Kristi Campbell: I like it. We're all in it together.
Angela Mahoney: We are. We are on it together. Because when that system goes down, we're all in it together.
Kristi Campbell: Yeah. We're all going to get in the weeds and get on the calls in the middle of the night.
Angela Mahoney: "Sorry." Nobody wants to do that. Nobody wants to do that. And I'm of the belief that really your project's going to take this long, whether you do... So I can get this right. Whether you put the work in at the end or you put the work in at the beginning, it's going to be the same amount. So just build it right the first time, slow down at the beginning so that you have a successful deployment at the end, you have a successful user experience. Don't cut corners at the beginning.
Kristi Campbell: I like it. Well, thank you so much for joining us, Angela.
Angela Mahoney: I could talk forever on this.
Kristi Campbell: I know, clearly. Considering my last episode went into two, because we talked for so long, maybe that's why they asked me to host the show. Before I let you go, I do want to ask, when you take an Adminute for yourself, and stay aware of what's going on, see in the mix, has anything caught your eye recently that you want to share with our listeners, watchers, viewers?
Angela Mahoney: No. Caught my eye, no. I'm going to say what's caught my ear lately. I complain all the time about my husband always having his EarPods in and my teenagers always having them. So, if you can't beat them, join them. So I've really been carving out time when I'm doing stuff around the house to catch up. I'm way behind on Josh Burke's, Developer Podcast, but he has such a wide variety of topics and great, great guests. And then I also got into... I'm going to mispronounce this, the SalesforceWay, but I think, Xi Xiao, also has fascinating topics. So I've been going back and forth between that. There's plenty of content because I just recently discovered the SalesforceWay, but podcasts are what I've been doing. And then when I really want to break, I listen to SmartLess, which I think is the best use of air time out there.
Kristi Campbell: SmartLess?
Angela Mahoney: Jason Bateman, Sean Hayes, Will Arnett. If you really just want to learn something that's never going to help you out not even in trivial pursuit, it's an excellent use of time.

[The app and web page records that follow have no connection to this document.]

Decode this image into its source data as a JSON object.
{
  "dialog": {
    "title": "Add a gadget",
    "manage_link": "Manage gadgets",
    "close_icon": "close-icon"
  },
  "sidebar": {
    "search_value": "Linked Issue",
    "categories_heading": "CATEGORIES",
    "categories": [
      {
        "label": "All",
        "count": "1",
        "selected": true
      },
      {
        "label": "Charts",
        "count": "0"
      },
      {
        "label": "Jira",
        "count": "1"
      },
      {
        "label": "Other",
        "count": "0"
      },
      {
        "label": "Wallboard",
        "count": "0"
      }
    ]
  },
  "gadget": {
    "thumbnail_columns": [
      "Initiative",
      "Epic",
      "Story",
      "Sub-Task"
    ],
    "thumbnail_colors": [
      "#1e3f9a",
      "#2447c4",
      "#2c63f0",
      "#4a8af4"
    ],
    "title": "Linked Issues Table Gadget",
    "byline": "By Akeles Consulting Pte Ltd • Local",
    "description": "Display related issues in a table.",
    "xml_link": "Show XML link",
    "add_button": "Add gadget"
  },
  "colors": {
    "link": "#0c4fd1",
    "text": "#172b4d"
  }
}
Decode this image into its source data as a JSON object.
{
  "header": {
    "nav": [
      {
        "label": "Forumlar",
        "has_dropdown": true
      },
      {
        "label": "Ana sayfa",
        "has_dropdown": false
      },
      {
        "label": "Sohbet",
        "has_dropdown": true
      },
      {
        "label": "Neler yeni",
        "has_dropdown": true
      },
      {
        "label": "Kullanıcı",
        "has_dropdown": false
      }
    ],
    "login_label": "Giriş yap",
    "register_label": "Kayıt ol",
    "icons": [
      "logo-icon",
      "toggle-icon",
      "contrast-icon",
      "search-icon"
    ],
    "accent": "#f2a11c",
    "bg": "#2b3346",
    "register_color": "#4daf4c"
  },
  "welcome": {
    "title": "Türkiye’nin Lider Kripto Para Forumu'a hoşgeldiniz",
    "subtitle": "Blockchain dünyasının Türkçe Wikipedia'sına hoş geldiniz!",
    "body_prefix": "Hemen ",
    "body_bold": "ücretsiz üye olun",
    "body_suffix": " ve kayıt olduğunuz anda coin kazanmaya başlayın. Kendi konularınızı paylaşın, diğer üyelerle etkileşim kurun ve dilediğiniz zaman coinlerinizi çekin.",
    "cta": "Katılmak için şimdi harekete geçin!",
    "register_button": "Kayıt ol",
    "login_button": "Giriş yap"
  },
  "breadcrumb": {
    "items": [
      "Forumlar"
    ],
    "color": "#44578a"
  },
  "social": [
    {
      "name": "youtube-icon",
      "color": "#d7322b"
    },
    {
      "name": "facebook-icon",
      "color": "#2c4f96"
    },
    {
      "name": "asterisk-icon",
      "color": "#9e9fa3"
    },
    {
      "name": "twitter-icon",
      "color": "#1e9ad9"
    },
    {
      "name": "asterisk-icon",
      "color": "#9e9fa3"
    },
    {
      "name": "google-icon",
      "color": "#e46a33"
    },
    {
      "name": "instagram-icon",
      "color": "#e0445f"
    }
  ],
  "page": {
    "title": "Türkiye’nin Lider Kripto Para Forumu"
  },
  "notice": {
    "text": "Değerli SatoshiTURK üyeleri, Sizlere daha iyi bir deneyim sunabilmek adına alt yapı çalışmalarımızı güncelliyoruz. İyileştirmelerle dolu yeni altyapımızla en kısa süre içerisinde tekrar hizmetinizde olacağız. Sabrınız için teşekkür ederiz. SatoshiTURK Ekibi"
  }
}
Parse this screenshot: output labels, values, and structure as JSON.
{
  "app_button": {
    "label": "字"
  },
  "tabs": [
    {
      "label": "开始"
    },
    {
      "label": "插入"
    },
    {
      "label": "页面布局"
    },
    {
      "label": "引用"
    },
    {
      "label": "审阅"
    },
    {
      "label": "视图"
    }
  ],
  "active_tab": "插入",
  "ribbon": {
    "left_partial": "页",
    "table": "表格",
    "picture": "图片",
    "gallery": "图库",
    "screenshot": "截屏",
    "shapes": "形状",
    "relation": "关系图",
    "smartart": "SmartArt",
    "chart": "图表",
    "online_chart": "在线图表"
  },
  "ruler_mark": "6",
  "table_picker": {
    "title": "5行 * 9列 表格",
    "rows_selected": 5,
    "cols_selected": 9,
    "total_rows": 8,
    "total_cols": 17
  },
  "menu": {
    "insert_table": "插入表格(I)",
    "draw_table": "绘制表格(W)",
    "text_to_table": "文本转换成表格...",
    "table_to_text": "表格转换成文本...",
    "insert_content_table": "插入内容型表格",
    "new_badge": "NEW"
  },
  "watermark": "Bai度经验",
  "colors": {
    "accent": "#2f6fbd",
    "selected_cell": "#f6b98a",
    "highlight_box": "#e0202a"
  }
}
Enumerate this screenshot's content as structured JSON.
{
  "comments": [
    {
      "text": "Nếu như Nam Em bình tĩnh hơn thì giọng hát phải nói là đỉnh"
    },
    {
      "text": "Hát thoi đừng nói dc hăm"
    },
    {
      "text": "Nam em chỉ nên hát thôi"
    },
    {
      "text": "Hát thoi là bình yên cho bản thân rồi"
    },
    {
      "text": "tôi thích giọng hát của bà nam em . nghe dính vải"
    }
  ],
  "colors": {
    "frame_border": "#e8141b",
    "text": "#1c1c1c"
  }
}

Kristi Campbell: Just to learn something. I like it. In a completely unplanned fortuitous moment, my Adminute this week was also Josh Burke. It's funny because I watched it on YouTube. So they cross post the podcast. There's no video, which took me a second to like, I'm watching, but I'm just hearing. But Jeffrey, the founder of the Salesforce XD discord group, that I'm a part of was a guest for Josh on the latest episode from November 8th. And it was great just hearing him talk about architecture and the beginning of a community and kind of how that grew. And yes. So [crosstalk 00:27:04].
Angela Mahoney: I saw that out there. And can I give a plug?
Kristi Campbell: Of course.
Angela Mahoney: I want to give [inaudible 00:27:06] RAD Women podcast. I think we're getting some out there. We haven't had some fresh content a little bit, but I really love listening to what our coaches say, for example, or just hearing different takes on learning on the platform. It's all interesting. Everybody has their own career or their own career path and their own journey. And I just love taking little tidbits from different people if they're not linear path to where they are.
Kristi Campbell: And finding the things that stick in your head that you then quote when you're a guest in a video series months or years later.
Angela Mahoney: There we go. There's a posting on my desk more about that.
Kristi Campbell: Thank you so much for joining us. And I hope everyone has a wonderful day.
Angela Mahoney: Thank you. Pleasure.